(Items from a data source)
- - -

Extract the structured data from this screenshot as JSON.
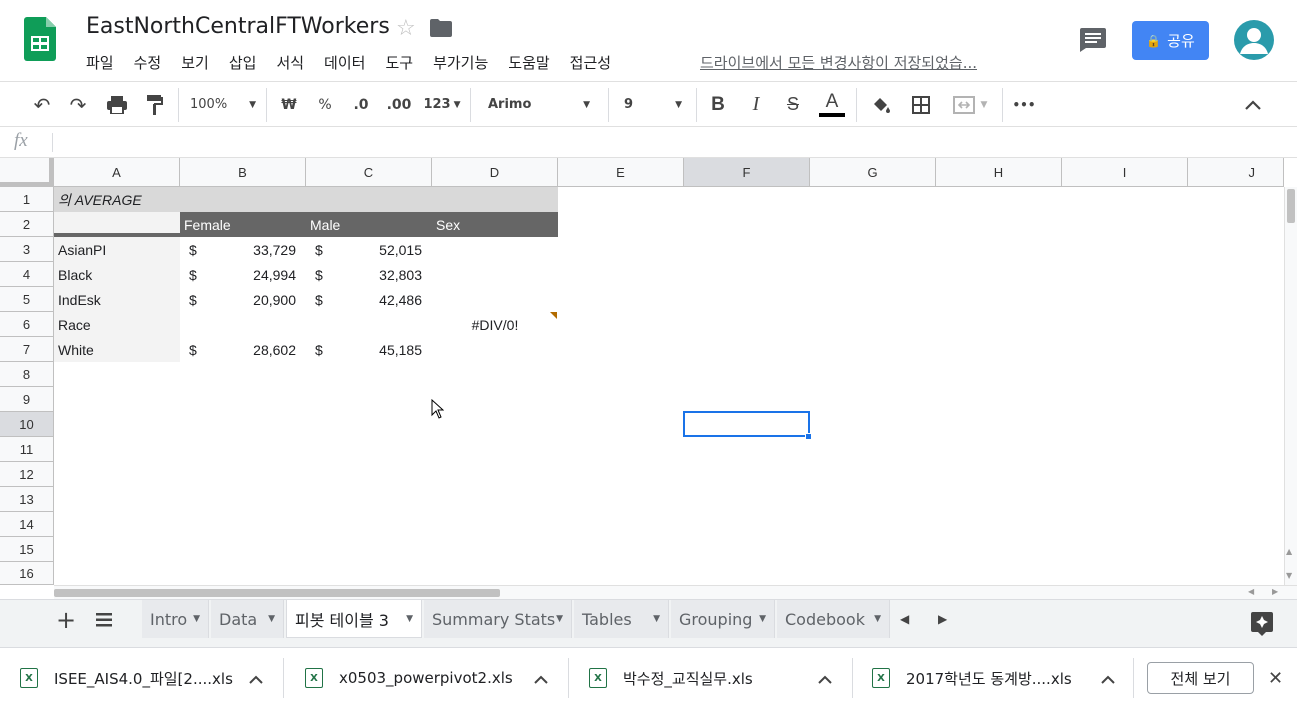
{
  "app": {
    "doc_title": "EastNorthCentralFTWorkers",
    "menu": [
      "파일",
      "수정",
      "보기",
      "삽입",
      "서식",
      "데이터",
      "도구",
      "부가기능",
      "도움말",
      "접근성"
    ],
    "saved_status": "드라이브에서 모든 변경사항이 저장되었습...",
    "share_label": "공유",
    "accent_color": "#4285f4"
  },
  "toolbar": {
    "zoom": "100%",
    "currency": "₩",
    "percent": "%",
    "dec_decrease": ".0",
    "dec_increase": ".00",
    "number_format": "123",
    "font": "Arimo",
    "font_size": "9",
    "bold": "B",
    "italic": "I",
    "strike": "S",
    "text_color": "A",
    "more": "•••"
  },
  "formula_bar": {
    "fx": "fx",
    "value": ""
  },
  "columns": [
    "A",
    "B",
    "C",
    "D",
    "E",
    "F",
    "G",
    "H",
    "I",
    "J"
  ],
  "rows": [
    "1",
    "2",
    "3",
    "4",
    "5",
    "6",
    "7",
    "8",
    "9",
    "10",
    "11",
    "12",
    "13",
    "14",
    "15",
    "16"
  ],
  "pivot": {
    "title": "의 AVERAGE",
    "headers": [
      "Female",
      "Male",
      "Sex"
    ],
    "records": [
      {
        "label": "AsianPI",
        "cur1": "$",
        "female": "33,729",
        "cur2": "$",
        "male": "52,015",
        "sex": ""
      },
      {
        "label": "Black",
        "cur1": "$",
        "female": "24,994",
        "cur2": "$",
        "male": "32,803",
        "sex": ""
      },
      {
        "label": "IndEsk",
        "cur1": "$",
        "female": "20,900",
        "cur2": "$",
        "male": "42,486",
        "sex": ""
      },
      {
        "label": "Race",
        "cur1": "",
        "female": "",
        "cur2": "",
        "male": "",
        "sex": "#DIV/0!"
      },
      {
        "label": "White",
        "cur1": "$",
        "female": "28,602",
        "cur2": "$",
        "male": "45,185",
        "sex": ""
      }
    ]
  },
  "selected_cell": "F10",
  "sheet_tabs": [
    "Intro",
    "Data",
    "피봇 테이블 3",
    "Summary Stats",
    "Tables",
    "Grouping",
    "Codebook"
  ],
  "active_tab": "피봇 테이블 3",
  "downloads": [
    "ISEE_AIS4.0_파일[2....xls",
    "x0503_powerpivot2.xls",
    "박수정_교직실무.xls",
    "2017학년도 동계방....xls"
  ],
  "show_all_label": "전체 보기"
}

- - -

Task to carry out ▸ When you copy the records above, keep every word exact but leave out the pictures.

Exercise result ▸
Extract the structured data from this screenshot as JSON.
{
  "app": {
    "doc_title": "EastNorthCentralFTWorkers",
    "menu": [
      "파일",
      "수정",
      "보기",
      "삽입",
      "서식",
      "데이터",
      "도구",
      "부가기능",
      "도움말",
      "접근성"
    ],
    "saved_status": "드라이브에서 모든 변경사항이 저장되었습...",
    "share_label": "공유",
    "accent_color": "#4285f4"
  },
  "toolbar": {
    "zoom": "100%",
    "currency": "₩",
    "percent": "%",
    "dec_decrease": ".0",
    "dec_increase": ".00",
    "number_format": "123",
    "font": "Arimo",
    "font_size": "9",
    "bold": "B",
    "italic": "I",
    "strike": "S",
    "text_color": "A",
    "more": "•••"
  },
  "formula_bar": {
    "fx": "fx",
    "value": ""
  },
  "columns": [
    "A",
    "B",
    "C",
    "D",
    "E",
    "F",
    "G",
    "H",
    "I",
    "J"
  ],
  "rows": [
    "1",
    "2",
    "3",
    "4",
    "5",
    "6",
    "7",
    "8",
    "9",
    "10",
    "11",
    "12",
    "13",
    "14",
    "15",
    "16"
  ],
  "pivot": {
    "title": "의 AVERAGE",
    "headers": [
      "Female",
      "Male",
      "Sex"
    ],
    "records": [
      {
        "label": "AsianPI",
        "cur1": "$",
        "female": "33,729",
        "cur2": "$",
        "male": "52,015",
        "sex": ""
      },
      {
        "label": "Black",
        "cur1": "$",
        "female": "24,994",
        "cur2": "$",
        "male": "32,803",
        "sex": ""
      },
      {
        "label": "IndEsk",
        "cur1": "$",
        "female": "20,900",
        "cur2": "$",
        "male": "42,486",
        "sex": ""
      },
      {
        "label": "Race",
        "cur1": "",
        "female": "",
        "cur2": "",
        "male": "",
        "sex": "#DIV/0!"
      },
      {
        "label": "White",
        "cur1": "$",
        "female": "28,602",
        "cur2": "$",
        "male": "45,185",
        "sex": ""
      }
    ]
  },
  "selected_cell": "F10",
  "sheet_tabs": [
    "Intro",
    "Data",
    "피봇 테이블 3",
    "Summary Stats",
    "Tables",
    "Grouping",
    "Codebook"
  ],
  "active_tab": "피봇 테이블 3",
  "downloads": [
    "ISEE_AIS4.0_파일[2....xls",
    "x0503_powerpivot2.xls",
    "박수정_교직실무.xls",
    "2017학년도 동계방....xls"
  ],
  "show_all_label": "전체 보기"
}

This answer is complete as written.